Metropolitan Opera Ordered to Pay Anna Netrebko $200,000 for Canceled Performances

By Francisco Salazar

The Metropolitan Opera has been ordered by an arbitrator to pay soprano Anna Netrebko more than $200,000 for performances it canceled last year when Peter Gelb distanced himself from “Putin-supported artists.”

The arbitrator, in a decision issued last month that had not been previously reported, ruled that the Met would be obligated to compensate Netrebko for 13 canceled performances, including appearances in “Don Carlo” this season and “La Forza del Destino” and “Andrea Chénier” next season.

According to the arbitrator, the contractual agreement known as “pay or play” requires institutions to pay performers even if they later decide not to engage them.

The Met argued that Netrebko was not entitled to payment because of her refusal to comply with the company’s demand after the invasion of Ukraine that she denounce Putin, which it said had violated the company’s conduct clause.

Netrebko had endorsed Putin for president in 2012, but denounced the war in February and later distanced herself from Putin. Her statements led her to be ousted from her Russian contracts and called a traitor.

 In a statement, the arbitrator, Howard C. Edelman, found that “there is no doubt she was a Putin supporter, as she had a right to be” and “added that aligning with Putin was certainly not moral turpitude or worthy, in and of itself, of actionable misconduct.”

Netrebko originally sought out an additional $400,000 in fees for engagements in coming seasons that had been discussed but not formally agreed to, including leading roles in Puccini’s “Manon Lescaut” and “Tosca,” as well as Verdi’s “Macbeth” and Tchaikovsky’s “The Queen of Spades.” She was, however, ordered to pay $30,000 for posting an inappropriate comment.

The Met did not comment on the specifics of the ruling but defended its decision to cancel Netrebko’s performances.

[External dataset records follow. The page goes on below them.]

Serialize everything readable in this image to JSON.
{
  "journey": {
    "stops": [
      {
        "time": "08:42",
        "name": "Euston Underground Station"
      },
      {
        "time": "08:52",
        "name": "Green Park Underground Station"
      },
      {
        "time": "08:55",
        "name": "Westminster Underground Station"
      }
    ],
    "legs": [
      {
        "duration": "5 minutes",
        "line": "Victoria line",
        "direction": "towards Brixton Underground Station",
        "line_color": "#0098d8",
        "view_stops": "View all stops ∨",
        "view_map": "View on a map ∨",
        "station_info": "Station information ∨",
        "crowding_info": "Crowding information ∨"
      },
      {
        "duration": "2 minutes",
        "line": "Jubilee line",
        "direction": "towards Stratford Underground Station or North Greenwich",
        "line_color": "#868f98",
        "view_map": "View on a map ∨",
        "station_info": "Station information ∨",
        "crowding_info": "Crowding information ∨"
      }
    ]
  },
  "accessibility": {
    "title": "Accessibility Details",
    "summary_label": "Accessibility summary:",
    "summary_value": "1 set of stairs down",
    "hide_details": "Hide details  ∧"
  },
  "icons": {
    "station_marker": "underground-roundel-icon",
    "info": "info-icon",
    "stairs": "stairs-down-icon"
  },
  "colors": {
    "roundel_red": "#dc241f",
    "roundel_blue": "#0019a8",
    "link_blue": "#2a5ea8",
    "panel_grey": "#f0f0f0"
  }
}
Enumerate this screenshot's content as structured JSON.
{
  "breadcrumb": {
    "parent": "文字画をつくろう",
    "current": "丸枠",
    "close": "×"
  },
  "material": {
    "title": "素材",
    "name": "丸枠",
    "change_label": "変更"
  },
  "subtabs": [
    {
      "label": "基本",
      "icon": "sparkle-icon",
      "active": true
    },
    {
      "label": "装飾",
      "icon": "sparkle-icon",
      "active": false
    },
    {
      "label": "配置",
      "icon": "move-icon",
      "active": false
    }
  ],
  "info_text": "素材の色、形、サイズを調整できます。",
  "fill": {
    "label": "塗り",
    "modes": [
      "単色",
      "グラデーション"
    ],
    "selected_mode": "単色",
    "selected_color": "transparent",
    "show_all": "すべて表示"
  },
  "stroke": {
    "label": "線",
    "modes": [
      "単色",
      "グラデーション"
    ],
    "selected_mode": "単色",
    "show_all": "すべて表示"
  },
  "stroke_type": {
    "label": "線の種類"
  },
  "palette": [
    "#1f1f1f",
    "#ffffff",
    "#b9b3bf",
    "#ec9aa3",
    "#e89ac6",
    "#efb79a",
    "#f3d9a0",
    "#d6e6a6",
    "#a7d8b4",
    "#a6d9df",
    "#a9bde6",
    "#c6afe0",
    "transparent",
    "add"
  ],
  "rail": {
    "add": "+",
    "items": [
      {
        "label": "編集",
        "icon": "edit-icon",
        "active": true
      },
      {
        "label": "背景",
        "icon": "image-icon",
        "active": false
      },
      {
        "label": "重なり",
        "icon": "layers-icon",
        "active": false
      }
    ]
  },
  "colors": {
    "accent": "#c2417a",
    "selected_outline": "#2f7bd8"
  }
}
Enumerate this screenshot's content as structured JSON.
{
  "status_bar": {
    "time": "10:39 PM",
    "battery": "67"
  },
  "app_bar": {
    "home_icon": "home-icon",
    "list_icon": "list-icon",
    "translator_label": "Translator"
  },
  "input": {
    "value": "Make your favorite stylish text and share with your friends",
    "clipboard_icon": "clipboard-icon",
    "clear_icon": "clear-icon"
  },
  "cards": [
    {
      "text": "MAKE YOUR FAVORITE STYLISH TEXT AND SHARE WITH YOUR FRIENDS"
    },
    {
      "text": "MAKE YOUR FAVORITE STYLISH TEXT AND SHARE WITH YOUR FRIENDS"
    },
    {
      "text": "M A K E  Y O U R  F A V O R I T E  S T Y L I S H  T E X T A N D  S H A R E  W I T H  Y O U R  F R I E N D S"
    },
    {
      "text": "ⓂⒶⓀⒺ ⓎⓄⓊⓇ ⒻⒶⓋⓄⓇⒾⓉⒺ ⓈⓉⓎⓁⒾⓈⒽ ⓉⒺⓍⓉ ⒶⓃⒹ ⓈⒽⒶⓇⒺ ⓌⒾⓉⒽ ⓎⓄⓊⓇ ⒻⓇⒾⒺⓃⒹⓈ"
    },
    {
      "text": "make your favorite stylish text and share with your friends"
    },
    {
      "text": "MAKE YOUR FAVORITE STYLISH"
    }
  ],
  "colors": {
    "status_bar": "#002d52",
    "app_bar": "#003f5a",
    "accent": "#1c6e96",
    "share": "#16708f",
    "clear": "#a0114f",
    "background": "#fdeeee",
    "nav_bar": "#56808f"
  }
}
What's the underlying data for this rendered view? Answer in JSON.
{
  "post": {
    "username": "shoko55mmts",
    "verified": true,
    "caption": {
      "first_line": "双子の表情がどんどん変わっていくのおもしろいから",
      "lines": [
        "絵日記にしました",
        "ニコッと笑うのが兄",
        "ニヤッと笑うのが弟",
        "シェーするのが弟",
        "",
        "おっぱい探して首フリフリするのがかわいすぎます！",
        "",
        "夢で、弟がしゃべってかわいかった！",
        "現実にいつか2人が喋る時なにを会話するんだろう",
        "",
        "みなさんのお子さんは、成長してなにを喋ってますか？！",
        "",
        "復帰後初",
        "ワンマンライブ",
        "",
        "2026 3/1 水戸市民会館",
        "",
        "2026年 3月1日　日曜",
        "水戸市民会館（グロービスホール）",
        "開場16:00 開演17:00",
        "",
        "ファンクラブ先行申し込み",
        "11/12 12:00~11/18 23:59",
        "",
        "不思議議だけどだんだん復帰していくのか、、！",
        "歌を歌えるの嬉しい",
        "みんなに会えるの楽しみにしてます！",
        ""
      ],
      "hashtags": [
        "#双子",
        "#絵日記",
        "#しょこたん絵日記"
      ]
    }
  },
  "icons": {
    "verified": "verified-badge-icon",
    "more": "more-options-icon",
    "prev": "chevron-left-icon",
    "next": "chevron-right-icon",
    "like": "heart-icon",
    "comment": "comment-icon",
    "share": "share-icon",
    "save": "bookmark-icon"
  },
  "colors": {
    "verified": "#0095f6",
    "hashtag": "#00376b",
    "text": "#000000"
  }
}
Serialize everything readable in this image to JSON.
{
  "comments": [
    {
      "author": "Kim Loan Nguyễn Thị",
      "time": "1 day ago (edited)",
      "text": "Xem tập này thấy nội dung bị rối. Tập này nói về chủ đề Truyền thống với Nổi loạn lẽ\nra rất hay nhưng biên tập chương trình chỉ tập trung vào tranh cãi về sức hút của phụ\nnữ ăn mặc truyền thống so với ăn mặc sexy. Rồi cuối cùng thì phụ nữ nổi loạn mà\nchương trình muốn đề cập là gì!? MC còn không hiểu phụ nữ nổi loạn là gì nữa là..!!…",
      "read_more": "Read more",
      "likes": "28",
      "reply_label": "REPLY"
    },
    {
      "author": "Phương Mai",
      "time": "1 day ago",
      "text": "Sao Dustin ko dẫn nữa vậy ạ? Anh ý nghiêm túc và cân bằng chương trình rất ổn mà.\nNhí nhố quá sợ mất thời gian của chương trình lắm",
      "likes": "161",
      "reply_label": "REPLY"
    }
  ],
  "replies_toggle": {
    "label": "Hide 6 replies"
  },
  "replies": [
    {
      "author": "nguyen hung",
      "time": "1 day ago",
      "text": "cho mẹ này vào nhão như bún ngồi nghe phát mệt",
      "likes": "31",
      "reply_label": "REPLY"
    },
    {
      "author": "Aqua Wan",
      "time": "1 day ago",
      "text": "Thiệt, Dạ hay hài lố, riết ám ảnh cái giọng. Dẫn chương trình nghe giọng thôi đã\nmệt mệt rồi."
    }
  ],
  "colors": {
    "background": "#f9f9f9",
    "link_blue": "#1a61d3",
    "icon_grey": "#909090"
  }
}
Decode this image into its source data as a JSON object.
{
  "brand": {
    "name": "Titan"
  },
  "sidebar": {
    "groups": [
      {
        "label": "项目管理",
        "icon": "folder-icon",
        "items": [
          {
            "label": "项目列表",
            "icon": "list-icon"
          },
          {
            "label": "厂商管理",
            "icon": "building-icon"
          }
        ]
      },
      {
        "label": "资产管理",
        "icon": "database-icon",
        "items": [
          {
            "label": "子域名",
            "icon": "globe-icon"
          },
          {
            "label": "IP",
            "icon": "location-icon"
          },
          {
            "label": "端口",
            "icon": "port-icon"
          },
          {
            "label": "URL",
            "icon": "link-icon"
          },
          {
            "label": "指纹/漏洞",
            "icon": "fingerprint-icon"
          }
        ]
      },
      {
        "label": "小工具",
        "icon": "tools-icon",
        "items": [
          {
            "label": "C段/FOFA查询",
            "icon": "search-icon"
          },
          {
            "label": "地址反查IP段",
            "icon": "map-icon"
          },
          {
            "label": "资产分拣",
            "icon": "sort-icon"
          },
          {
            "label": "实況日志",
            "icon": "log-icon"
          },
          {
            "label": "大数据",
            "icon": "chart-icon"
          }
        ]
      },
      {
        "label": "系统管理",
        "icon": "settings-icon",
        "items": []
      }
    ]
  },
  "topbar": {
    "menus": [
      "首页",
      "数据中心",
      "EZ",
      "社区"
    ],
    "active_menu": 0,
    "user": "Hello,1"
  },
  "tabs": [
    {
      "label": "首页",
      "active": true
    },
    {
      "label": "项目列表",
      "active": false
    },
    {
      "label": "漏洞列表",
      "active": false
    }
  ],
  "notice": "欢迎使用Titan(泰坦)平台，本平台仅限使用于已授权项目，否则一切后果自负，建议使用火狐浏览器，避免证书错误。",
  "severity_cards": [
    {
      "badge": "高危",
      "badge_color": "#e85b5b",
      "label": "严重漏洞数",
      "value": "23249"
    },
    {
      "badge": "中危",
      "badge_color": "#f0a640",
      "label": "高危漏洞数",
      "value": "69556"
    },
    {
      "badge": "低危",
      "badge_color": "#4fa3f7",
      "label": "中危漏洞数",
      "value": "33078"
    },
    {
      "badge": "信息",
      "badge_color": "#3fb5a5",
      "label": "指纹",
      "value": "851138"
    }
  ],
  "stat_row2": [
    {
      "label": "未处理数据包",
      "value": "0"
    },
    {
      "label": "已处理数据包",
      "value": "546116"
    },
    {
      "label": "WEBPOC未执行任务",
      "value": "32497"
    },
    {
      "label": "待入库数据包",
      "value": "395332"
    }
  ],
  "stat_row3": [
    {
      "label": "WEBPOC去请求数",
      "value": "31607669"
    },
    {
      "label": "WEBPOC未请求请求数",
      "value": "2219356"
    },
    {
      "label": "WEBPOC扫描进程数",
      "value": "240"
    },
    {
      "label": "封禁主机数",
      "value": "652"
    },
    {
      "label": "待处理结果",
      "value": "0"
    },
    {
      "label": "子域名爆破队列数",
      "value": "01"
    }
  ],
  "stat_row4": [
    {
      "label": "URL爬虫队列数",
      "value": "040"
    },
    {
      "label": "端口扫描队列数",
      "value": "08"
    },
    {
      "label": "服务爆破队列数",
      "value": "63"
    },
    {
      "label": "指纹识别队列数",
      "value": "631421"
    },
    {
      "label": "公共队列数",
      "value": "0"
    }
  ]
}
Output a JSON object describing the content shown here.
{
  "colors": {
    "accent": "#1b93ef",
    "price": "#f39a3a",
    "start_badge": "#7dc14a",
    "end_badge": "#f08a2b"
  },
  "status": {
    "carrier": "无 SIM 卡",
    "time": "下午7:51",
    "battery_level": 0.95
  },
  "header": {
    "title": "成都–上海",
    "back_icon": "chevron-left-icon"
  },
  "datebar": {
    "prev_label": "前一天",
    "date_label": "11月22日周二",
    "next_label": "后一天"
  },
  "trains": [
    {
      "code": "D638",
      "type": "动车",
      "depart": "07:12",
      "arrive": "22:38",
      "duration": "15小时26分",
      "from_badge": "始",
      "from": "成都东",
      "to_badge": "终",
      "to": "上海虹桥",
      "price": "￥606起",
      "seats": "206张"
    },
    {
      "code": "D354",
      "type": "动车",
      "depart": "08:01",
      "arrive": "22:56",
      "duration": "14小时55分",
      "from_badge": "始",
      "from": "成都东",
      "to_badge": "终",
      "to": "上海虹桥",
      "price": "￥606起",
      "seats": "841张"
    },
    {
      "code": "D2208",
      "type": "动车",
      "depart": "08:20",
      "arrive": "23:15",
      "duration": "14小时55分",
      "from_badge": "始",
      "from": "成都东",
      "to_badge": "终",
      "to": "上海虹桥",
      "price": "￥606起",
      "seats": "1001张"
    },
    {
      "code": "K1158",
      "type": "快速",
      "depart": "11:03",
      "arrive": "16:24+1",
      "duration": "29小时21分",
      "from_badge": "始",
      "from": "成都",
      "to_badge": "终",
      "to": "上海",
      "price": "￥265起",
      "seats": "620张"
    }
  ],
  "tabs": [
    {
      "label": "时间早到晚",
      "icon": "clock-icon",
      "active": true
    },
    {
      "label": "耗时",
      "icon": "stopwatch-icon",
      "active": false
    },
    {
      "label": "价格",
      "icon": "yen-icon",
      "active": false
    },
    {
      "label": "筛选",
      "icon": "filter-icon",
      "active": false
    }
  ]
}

Peter Gelb said, “although our contracts are ‘pay or play,’ we didn’t think it was morally right to pay Netrebko anything considering her close association with Putin. It’s an artistic loss for the Met not having her singing here. But there’s no way that either the Met or the majority of its audience would tolerate her presence.”

Netrebko’s representatives did not immediately respond to a request for comment to the New York Times but Sam Wheeler, the national executive director of the American Guild of Musical Artists, the union that represented Netrebko, praised the decision, saying it would help protect the rights of artists seeking compensation for canceled engagements.

He said, “‘Pay-or-play’ is the bedrock of our collective bargaining agreements across the country, and we will always defend ‘pay-or-play’ provisions to the fullest extent possible.

The Met continues to engage many Russian artists who continue to perform alongside Putin supporter Valery Gergiev, most notably “Lohenrgin” star Evgeny Nikitin, who performed on Victory Day, a national holiday that Putin used to promote his propaganda.

Netrebko next performs at the Teatro alla Scala and is set to open the 2023-24 Milan season as well as the Arena di Verona’s 100th anniversary season.